**TASK PROMPT**: Filter the entries down to the lines containing "handle", and copy those lines.

**Stored data entries**:
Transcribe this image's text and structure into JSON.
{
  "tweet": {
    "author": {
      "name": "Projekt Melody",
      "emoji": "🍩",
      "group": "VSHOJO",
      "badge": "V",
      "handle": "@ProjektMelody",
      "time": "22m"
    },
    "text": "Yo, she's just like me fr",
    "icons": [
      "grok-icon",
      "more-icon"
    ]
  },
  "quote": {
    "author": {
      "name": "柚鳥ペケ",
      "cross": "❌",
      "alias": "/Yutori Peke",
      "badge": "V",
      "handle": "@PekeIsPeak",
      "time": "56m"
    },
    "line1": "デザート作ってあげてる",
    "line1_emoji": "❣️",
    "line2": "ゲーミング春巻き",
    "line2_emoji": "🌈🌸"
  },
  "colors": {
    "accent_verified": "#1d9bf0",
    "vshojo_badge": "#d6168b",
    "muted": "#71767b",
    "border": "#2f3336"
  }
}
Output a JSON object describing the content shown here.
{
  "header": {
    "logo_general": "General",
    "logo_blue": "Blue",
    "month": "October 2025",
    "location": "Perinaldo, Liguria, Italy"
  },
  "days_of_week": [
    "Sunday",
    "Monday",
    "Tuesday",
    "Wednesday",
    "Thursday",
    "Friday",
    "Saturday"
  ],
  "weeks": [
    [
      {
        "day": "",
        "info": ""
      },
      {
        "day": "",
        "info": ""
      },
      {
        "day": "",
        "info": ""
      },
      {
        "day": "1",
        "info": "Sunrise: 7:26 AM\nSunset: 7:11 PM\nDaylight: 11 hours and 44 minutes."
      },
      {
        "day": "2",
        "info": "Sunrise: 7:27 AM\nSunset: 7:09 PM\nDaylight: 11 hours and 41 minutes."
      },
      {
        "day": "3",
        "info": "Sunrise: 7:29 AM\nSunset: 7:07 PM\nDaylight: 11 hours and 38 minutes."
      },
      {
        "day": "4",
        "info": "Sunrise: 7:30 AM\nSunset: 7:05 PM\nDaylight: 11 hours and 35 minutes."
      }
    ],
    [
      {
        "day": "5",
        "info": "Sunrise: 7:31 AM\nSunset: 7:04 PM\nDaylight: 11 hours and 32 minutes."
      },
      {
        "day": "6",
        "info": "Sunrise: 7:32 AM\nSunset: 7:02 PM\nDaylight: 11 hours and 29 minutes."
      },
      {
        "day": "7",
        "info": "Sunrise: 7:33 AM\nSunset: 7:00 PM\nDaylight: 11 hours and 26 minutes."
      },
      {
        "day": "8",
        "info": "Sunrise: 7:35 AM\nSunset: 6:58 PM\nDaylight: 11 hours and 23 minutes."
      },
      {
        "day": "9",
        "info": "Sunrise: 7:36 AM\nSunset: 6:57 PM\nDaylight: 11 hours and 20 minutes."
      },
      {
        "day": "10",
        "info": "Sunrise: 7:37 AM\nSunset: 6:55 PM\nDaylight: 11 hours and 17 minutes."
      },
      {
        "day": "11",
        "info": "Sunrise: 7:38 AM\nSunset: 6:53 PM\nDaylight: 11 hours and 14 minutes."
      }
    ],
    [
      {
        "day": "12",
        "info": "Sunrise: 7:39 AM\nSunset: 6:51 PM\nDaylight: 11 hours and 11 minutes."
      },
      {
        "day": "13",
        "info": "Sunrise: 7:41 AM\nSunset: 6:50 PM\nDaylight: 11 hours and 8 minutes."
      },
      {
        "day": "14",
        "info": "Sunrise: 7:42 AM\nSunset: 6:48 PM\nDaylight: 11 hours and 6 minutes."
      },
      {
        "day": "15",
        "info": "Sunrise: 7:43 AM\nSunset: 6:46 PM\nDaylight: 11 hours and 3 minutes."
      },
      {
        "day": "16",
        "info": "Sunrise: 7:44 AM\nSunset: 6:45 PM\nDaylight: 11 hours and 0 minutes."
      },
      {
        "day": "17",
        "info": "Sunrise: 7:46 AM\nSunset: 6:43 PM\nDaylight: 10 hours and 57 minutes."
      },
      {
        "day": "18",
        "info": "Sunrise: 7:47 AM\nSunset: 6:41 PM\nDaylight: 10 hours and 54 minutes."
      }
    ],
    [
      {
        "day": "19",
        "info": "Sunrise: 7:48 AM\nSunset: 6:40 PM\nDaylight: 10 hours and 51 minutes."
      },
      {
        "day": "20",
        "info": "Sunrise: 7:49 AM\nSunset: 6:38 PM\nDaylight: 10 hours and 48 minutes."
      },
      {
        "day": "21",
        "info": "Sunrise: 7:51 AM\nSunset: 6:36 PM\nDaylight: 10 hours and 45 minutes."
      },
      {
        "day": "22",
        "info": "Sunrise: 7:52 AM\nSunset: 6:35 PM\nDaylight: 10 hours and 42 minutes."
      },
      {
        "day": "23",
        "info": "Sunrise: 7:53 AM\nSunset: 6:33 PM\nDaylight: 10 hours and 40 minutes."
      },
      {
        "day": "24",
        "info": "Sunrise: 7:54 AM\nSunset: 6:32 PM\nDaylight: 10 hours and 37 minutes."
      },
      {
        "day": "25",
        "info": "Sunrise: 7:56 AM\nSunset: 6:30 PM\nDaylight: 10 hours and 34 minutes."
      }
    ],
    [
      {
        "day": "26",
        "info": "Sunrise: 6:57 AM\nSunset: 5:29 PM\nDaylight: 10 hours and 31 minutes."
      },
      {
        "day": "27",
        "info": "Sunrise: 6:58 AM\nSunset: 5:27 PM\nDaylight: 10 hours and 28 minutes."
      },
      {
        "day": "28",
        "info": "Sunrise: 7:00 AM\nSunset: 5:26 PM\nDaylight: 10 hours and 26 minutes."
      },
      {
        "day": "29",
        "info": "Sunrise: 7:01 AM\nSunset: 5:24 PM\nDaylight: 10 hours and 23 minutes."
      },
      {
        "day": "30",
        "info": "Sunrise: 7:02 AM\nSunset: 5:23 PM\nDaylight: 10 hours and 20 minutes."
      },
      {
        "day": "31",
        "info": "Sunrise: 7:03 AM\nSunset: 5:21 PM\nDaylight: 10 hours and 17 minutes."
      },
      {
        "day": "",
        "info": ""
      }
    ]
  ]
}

**WRITTEN SOLUTION**:
      "handle": "@ProjektMelody",
      "handle": "@PekeIsPeak",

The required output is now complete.